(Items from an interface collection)
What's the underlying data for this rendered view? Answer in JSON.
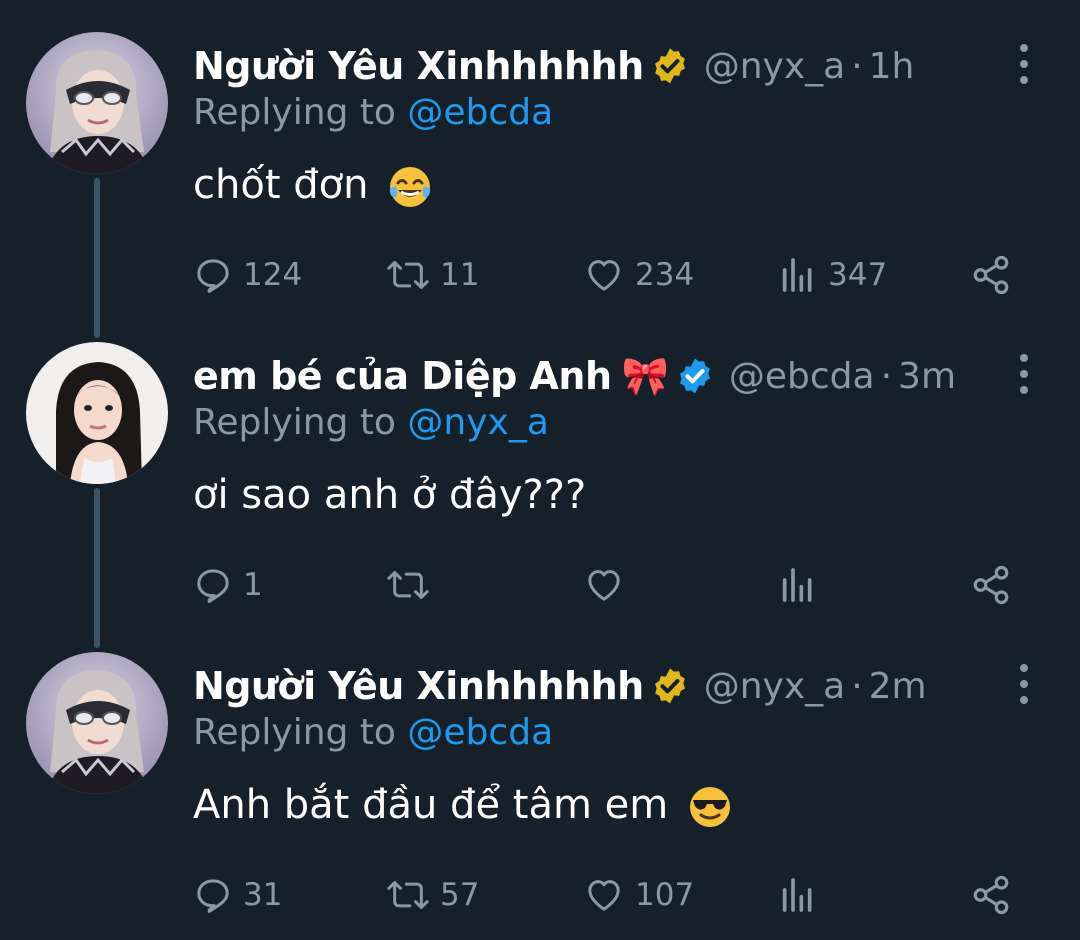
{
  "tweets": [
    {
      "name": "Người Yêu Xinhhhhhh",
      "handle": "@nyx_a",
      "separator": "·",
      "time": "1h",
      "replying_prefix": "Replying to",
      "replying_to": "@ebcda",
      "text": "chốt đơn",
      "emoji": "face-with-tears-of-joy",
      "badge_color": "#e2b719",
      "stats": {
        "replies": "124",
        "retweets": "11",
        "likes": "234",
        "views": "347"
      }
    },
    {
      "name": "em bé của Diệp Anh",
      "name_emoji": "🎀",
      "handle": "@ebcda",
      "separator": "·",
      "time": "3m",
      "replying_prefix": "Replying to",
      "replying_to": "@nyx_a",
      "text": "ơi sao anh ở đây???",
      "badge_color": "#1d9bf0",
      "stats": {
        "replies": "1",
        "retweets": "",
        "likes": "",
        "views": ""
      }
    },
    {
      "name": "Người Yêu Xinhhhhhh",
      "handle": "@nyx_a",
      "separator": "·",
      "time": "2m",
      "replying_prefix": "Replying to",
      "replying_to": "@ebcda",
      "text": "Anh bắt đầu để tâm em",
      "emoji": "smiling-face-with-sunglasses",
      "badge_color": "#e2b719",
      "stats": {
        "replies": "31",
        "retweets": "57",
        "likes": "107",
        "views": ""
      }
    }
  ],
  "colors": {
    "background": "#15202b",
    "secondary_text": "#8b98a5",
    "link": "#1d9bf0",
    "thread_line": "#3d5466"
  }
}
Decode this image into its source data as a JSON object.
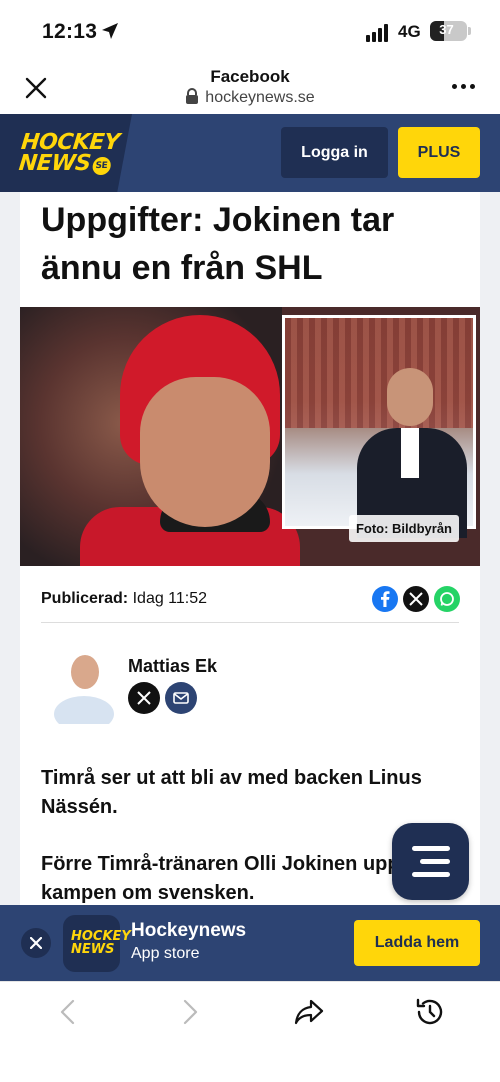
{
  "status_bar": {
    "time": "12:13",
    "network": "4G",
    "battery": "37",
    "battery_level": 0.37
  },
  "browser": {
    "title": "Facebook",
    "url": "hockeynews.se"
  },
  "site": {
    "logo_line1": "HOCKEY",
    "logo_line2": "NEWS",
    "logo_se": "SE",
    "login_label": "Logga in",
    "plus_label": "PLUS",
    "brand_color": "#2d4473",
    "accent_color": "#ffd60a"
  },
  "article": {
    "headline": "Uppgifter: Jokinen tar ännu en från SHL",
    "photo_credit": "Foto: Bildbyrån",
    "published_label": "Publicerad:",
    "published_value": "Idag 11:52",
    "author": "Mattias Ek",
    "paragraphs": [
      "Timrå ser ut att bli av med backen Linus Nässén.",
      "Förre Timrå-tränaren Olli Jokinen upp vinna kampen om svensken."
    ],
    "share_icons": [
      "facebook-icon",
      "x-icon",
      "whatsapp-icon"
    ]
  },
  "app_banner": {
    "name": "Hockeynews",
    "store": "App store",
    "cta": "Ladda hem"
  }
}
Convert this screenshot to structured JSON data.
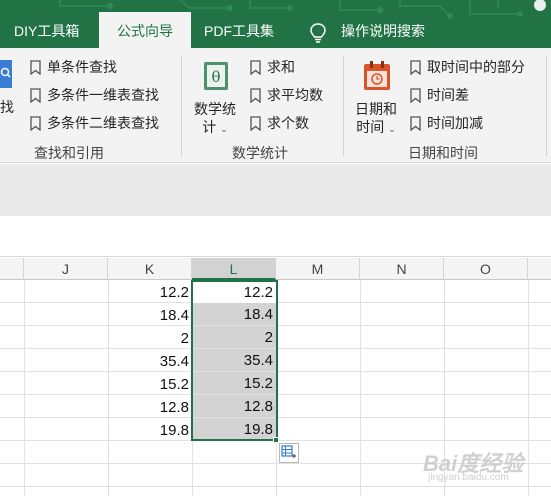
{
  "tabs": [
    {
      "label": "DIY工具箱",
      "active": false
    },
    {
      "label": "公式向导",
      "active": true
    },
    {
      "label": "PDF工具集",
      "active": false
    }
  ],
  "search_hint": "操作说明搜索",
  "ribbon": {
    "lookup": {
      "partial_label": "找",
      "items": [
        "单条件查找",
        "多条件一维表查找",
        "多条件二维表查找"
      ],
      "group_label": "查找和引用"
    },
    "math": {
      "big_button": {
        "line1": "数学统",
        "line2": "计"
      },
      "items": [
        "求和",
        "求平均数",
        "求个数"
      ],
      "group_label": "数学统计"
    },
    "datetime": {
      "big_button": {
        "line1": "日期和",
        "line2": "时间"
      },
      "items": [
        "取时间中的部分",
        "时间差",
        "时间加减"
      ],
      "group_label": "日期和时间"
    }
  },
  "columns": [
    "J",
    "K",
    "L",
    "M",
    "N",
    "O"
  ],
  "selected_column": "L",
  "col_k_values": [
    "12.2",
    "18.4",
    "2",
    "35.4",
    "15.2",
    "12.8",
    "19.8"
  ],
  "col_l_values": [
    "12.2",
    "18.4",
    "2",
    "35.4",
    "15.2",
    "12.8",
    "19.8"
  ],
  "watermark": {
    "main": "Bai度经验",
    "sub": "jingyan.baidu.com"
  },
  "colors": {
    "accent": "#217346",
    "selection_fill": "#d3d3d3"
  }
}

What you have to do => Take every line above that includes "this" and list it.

Solution =>
What's the underlying data for this rendered view? Answer in JSON.
Decode this image into its source data as a JSON object.
Convert this screenshot to structured JSON data.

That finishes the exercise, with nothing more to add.